Unlike the step up classes of the 80’s and 90’s this step up exercise requires a lot more control, muscle strength and balance.
Similar to the previous two exercises we recently featured on The Fitz Factor this too can be easily modified to focus on the desired result you may be looking to achieve; balance for an older adult, general strength building for a recreational exerciser, or power and strength for an athlete.
And with some adjustments to the step height and step angle this exercise can build excellent strength and power not only in the quads but the glutes and hamstrings as well.
Additionally, the step up challenges your balance and strength unilaterally to equal out those strength inbalances from left to right.
Check out the videos below to see the several variations of performance depending on your goals:
The first video shows the exercise being performed for maximum glute, hamstring and quad development and power.
Note the height of the step is 20” which is approximately 90° knee flexion of this exerciser as she holds additional weight to increase the load on the exercise.
You may adjust the height to positions above 20” for taller individuals however, it is not recommended to perform this exercise past a 90° knee flexion position.
The exerciser is also stepping slightly diagonally, placing more emphasis on the glutes.
The second video shows a direct step up, focusing purely on the balance portion of the exercise.
Step height here is 10” and the exerciser holds the top position for 2 to 3 seconds to focus on balance.
Here a light dumbbell may be held in the opposite hand to increase the balance challenge.
The third video shows the step at a moderate height of 15” with a dumbell curl being performed at the top of the movement to increase the balance challenge. A dumbell shoulder press may also be performed at the top of the movement for an even greater challenge.

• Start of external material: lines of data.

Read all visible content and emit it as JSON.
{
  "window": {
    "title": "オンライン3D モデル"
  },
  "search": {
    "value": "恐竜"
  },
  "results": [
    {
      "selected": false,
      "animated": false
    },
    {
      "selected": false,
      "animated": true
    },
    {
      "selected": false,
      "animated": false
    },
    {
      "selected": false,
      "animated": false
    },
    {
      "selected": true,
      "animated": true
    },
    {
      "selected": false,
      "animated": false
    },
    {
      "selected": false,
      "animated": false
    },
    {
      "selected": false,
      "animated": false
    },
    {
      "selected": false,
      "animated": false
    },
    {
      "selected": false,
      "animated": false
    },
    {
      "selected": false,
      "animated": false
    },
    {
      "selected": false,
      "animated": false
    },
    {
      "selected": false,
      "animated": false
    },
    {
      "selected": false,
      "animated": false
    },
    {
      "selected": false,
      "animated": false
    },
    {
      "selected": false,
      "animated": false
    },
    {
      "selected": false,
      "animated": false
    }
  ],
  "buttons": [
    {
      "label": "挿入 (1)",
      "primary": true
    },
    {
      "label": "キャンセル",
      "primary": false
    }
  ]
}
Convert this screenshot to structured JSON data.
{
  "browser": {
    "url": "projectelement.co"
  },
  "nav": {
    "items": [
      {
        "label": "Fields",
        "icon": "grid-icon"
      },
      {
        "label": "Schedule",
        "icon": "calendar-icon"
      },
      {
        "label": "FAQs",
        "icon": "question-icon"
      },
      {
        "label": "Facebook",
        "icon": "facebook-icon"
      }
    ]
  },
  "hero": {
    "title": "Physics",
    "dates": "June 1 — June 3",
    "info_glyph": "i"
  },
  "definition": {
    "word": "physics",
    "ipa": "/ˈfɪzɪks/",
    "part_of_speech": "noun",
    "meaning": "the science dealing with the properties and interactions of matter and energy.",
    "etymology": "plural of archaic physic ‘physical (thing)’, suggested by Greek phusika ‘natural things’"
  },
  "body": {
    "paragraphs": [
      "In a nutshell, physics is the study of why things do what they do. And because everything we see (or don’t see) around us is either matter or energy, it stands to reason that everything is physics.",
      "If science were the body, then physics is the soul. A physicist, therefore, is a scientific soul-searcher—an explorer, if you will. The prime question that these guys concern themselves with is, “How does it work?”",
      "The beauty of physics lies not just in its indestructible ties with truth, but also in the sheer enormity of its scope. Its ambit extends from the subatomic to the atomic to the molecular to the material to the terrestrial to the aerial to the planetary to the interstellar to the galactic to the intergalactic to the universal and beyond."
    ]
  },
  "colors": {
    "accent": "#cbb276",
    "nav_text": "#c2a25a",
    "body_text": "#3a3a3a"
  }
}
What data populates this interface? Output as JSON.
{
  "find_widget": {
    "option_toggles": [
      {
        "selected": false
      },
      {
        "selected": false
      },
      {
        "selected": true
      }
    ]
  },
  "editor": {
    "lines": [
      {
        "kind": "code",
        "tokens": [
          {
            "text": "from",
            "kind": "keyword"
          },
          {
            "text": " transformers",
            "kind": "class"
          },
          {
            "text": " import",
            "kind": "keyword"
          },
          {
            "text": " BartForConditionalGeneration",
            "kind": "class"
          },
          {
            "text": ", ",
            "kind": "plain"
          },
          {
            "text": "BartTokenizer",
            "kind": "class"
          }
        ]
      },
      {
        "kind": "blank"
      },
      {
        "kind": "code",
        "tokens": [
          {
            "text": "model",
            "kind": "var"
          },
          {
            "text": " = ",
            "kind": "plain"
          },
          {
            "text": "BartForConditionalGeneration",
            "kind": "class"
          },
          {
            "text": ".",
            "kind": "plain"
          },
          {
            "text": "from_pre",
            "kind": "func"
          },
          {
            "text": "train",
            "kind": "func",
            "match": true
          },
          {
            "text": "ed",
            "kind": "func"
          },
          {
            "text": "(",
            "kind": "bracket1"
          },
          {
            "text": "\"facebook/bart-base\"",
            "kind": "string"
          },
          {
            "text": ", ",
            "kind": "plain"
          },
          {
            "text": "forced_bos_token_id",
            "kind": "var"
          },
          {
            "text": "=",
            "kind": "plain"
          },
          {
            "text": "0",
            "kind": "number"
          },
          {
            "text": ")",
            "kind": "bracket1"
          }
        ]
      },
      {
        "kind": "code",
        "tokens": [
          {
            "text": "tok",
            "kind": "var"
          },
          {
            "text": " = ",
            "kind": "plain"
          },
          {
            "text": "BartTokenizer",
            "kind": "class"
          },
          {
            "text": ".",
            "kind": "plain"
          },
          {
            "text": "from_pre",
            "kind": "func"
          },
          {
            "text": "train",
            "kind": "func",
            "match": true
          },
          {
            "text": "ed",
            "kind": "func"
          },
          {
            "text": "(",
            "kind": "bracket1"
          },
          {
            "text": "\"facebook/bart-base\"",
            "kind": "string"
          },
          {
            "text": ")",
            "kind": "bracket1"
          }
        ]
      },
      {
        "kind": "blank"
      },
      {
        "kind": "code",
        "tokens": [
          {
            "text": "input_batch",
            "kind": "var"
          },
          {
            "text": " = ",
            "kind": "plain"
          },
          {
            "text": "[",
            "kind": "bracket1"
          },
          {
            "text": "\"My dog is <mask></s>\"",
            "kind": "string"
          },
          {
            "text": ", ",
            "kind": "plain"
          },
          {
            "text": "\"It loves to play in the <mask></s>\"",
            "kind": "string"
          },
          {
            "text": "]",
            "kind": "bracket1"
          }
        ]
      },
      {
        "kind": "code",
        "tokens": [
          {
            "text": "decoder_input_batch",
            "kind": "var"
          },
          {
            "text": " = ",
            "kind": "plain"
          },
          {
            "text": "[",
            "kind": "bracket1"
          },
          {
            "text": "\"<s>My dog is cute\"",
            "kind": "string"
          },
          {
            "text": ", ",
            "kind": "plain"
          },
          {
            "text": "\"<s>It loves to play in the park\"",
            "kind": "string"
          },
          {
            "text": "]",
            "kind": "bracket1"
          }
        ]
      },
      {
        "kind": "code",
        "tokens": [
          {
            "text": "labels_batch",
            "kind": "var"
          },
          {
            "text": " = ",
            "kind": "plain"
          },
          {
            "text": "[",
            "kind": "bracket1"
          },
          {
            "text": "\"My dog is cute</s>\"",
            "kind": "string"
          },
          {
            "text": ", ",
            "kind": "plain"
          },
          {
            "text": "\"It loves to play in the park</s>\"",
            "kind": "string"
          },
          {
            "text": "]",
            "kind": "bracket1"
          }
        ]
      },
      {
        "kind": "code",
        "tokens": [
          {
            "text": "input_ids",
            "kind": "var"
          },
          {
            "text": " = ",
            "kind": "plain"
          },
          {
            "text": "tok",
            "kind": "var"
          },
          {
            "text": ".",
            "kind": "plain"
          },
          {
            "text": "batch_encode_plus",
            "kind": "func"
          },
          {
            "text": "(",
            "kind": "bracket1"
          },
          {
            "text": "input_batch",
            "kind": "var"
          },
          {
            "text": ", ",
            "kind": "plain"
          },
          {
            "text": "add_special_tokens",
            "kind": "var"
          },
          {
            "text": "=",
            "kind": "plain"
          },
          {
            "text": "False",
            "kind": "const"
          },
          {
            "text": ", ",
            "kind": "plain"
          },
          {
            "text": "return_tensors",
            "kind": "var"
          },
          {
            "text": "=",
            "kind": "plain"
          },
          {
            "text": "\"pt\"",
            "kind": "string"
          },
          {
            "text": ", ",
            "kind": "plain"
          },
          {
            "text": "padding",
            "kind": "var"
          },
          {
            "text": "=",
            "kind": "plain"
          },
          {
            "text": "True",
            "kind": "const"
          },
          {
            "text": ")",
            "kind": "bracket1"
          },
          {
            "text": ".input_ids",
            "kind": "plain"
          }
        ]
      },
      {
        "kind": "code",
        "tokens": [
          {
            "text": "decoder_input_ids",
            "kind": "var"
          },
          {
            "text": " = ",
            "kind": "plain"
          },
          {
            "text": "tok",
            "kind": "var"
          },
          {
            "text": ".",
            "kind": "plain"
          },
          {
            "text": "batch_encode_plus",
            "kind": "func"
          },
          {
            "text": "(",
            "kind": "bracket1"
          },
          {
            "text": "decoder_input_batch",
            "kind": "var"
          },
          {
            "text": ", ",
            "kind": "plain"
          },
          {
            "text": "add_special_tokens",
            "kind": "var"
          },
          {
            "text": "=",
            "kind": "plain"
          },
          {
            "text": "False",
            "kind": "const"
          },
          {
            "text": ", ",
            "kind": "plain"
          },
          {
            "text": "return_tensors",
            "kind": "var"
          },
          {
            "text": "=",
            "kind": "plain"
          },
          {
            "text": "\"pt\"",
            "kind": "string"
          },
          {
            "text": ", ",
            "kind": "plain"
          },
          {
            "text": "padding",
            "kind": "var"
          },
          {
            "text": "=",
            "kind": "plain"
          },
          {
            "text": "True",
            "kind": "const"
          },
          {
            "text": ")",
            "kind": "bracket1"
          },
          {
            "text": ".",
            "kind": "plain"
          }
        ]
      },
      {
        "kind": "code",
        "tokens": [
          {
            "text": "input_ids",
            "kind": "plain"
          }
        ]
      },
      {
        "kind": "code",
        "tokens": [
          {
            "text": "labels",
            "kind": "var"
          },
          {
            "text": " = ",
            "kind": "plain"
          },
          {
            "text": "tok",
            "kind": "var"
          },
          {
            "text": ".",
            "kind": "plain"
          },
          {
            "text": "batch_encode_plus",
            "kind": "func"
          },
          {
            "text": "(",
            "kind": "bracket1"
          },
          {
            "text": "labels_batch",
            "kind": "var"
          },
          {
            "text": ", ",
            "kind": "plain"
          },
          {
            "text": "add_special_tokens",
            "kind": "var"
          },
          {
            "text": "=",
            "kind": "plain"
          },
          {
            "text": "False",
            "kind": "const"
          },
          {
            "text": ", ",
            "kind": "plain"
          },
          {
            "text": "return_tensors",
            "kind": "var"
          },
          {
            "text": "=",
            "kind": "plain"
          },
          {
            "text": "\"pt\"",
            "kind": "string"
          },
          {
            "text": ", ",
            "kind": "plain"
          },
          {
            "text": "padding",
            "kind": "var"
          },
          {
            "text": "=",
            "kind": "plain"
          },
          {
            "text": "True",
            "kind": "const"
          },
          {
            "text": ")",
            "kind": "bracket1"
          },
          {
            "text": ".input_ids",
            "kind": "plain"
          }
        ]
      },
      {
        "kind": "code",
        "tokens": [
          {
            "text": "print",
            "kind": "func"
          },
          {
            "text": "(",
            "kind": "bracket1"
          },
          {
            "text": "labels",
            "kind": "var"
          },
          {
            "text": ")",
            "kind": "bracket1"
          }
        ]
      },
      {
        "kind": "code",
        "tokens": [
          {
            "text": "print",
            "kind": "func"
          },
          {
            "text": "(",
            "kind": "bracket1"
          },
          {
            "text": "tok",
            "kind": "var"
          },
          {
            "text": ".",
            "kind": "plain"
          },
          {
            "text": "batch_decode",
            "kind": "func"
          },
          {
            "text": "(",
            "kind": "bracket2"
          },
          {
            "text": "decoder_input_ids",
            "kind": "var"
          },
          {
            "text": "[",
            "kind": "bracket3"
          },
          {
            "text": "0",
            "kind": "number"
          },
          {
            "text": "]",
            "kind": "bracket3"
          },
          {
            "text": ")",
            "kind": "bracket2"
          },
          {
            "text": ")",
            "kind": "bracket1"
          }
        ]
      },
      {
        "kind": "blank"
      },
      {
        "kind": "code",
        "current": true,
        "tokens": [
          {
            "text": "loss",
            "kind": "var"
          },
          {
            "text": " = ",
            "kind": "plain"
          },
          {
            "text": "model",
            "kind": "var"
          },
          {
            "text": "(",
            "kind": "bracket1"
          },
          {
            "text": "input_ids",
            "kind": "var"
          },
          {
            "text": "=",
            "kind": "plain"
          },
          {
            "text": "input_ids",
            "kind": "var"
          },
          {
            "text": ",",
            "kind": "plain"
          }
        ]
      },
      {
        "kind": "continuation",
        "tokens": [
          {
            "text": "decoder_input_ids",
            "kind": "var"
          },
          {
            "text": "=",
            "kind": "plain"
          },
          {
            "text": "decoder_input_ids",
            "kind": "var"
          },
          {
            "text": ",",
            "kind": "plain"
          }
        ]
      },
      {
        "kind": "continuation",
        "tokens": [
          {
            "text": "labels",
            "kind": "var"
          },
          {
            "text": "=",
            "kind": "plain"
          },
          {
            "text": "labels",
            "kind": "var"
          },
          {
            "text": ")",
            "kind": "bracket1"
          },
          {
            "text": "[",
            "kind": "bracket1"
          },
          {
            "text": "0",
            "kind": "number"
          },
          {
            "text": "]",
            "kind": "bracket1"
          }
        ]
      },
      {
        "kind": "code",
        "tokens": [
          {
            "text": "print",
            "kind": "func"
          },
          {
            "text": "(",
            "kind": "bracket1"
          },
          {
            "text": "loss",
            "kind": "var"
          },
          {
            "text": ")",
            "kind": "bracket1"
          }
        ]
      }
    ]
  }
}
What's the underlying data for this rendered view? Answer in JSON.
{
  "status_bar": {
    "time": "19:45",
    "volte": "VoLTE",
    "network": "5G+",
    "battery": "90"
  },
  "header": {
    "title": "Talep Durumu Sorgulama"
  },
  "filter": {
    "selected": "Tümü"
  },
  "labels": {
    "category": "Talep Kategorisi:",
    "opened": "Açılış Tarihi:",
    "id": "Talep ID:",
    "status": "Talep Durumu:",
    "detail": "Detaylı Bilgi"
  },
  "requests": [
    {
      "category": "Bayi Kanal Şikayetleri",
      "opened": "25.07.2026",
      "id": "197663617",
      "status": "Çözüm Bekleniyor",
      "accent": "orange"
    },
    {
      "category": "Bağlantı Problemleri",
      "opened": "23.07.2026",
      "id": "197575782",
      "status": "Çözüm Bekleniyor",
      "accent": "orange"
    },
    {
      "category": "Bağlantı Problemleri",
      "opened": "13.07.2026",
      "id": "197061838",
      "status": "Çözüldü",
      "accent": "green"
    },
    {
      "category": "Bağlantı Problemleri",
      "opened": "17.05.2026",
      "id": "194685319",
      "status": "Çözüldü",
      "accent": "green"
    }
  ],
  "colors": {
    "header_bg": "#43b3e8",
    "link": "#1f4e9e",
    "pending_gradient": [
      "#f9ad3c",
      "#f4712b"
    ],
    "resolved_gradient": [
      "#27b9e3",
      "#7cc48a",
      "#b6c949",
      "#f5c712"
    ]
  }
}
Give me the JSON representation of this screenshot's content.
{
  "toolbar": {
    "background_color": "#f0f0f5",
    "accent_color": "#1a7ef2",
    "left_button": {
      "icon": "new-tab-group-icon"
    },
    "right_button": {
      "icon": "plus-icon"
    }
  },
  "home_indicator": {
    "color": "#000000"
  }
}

Well there you have it..!
Several excellent examples of how to use the same exercise in different ways depending upon your goals.